toadByron Shire Council had a record find this week with the discovery of a cane toad weighing over half a kilo.

Council’s capital works environmental officer, Michael Bingham, found the cane toad on the banks of the Brunswick River near Mullumbimby this week. The female cane toad was over 16cm in length, 11.5cm across, weighed 515grams and according to Council’s cane toad project officer, Wendy Gibney, is the largest to be found in Byron Shire.

“Out the hundreds caught at Byron Shire’s first cane toad muster in 2006, the heaviest was 325grams. Big Bertha takes first prize,” Ms Gibney said.

As part of her research, Ms Gibney is studying the diets of toads in Byron Shire and was surprised at the contents found within Big Bertha (as she’s become known to staff).

“Cane toads are not known for eating seafood and yet a stomach analysis showed this big lady had recently eaten five crabs and three molluscs,” Ms Gibney said.

“It demonstrates yet another habitat in which these pests can have a significant detrimental impact.

“Big Bertha was full of eggs so she was caught just in time. Cane toads can lay up to 35,000 eggs per breeding season.”

As part of their ‘Getting a Grip on Cane Toads’ NSW Government Environmental Trust Project, Byron Shire Council is holding a Cane Toad Muster at West Byron Wetlands on Friday 3 April 2009.
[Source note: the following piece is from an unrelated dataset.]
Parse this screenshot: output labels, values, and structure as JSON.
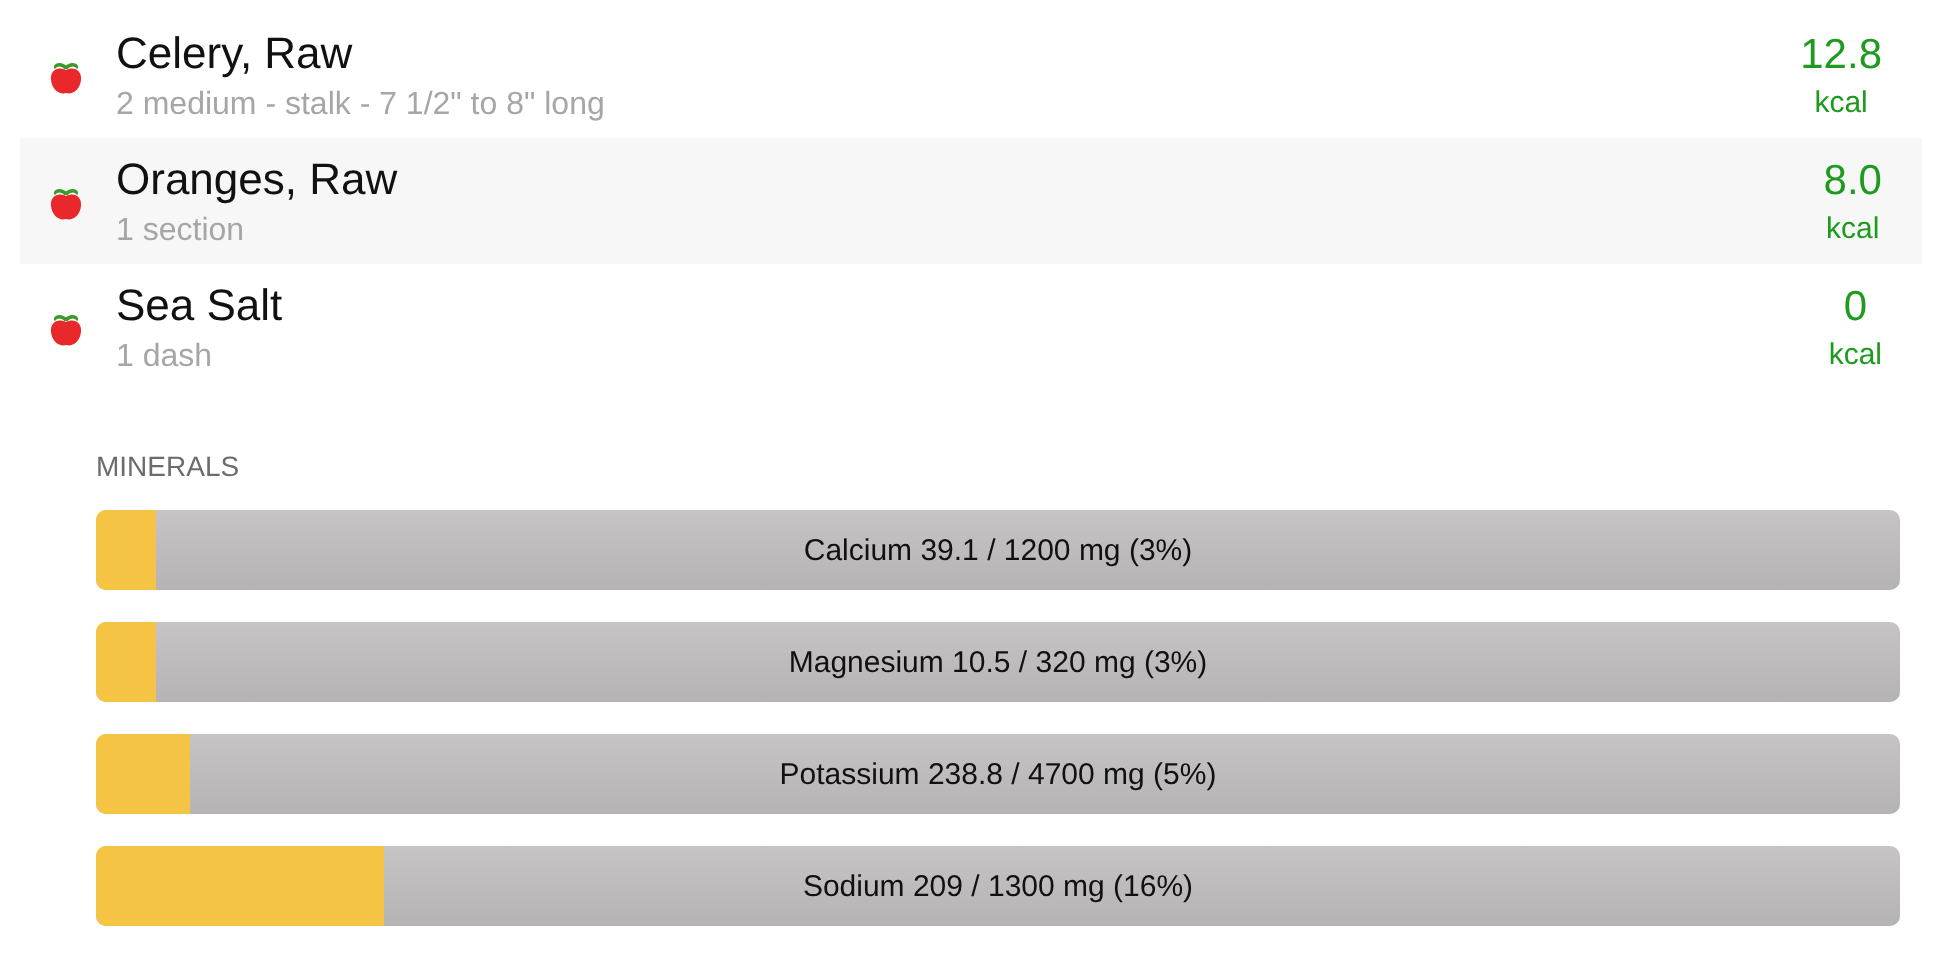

A ‘Frog and Toad’ seminar will begin at the Wetlands interpretive centre at 6pm. Mustering will commence from 7pm until 9pm.

“We encourage anyone who is interested to come along to learn about our native frogs, how to identify them and how to help improve their habitat. The threats that cane toads pose for our local biodiversity will be also be discussed,” said Ms Gibney.

“Everyone is invited to be Toad Busters for an evening and try to catch a toad bigger than Michael’s 515 gram giant. There will be a prize for the largest toad caught during the evening.”

Cane Toad Busters are advised to wear covered shoes, long-sleeved shirt and long pants and to bring a torch. Children must be accompanied by an adult.

Further information on cane toads can be found on Council’s website www.byron.nsw.gov.au/weeds-and-pests/cane-toads/

For more information on getting involved in the muster, contact Wendy Gibney on 6626 7000.

Cane toad facts:

Cane toads are a serious threat to the unique native wildlife in New South Wales because:

1. Cane toads invade the habitats of native frogs and eat their food. They have a huge appetite, and even eat small lizards and frogs

2. Cane toads poison other animals which try to eat them, including quolls, goannas, kookaburras, herons and domestic pets

3. Native frogs are killed when mistaken for cane toads.

What you can do to make your home cane toad free  —  remove toad temptations:

1. Cover or bring in pet food in at night, as it attracts cane toads.

2. Remove standing water. Toads need access to water every two days to rehydrate.

3. Remove rubbish and other debris where cane toads will find shelter during the day.

4. Keep your outside lights off when not needed. Cane toads like night-time lighting because it attracts moths and other insects for them to feast on.

How to keep cane toads out:

1. Toads are not good at climbing or hopping.

2. Use a barrier made of a smooth solid material, at least 60cm high and secured into the ground.

3. Dispose of toads thoughtfully. Even freshly killed toads can poison animals. Place them in your covered compost or garbage bin. Composted toads make great fertilizer.

Picture by PETER GIBNEY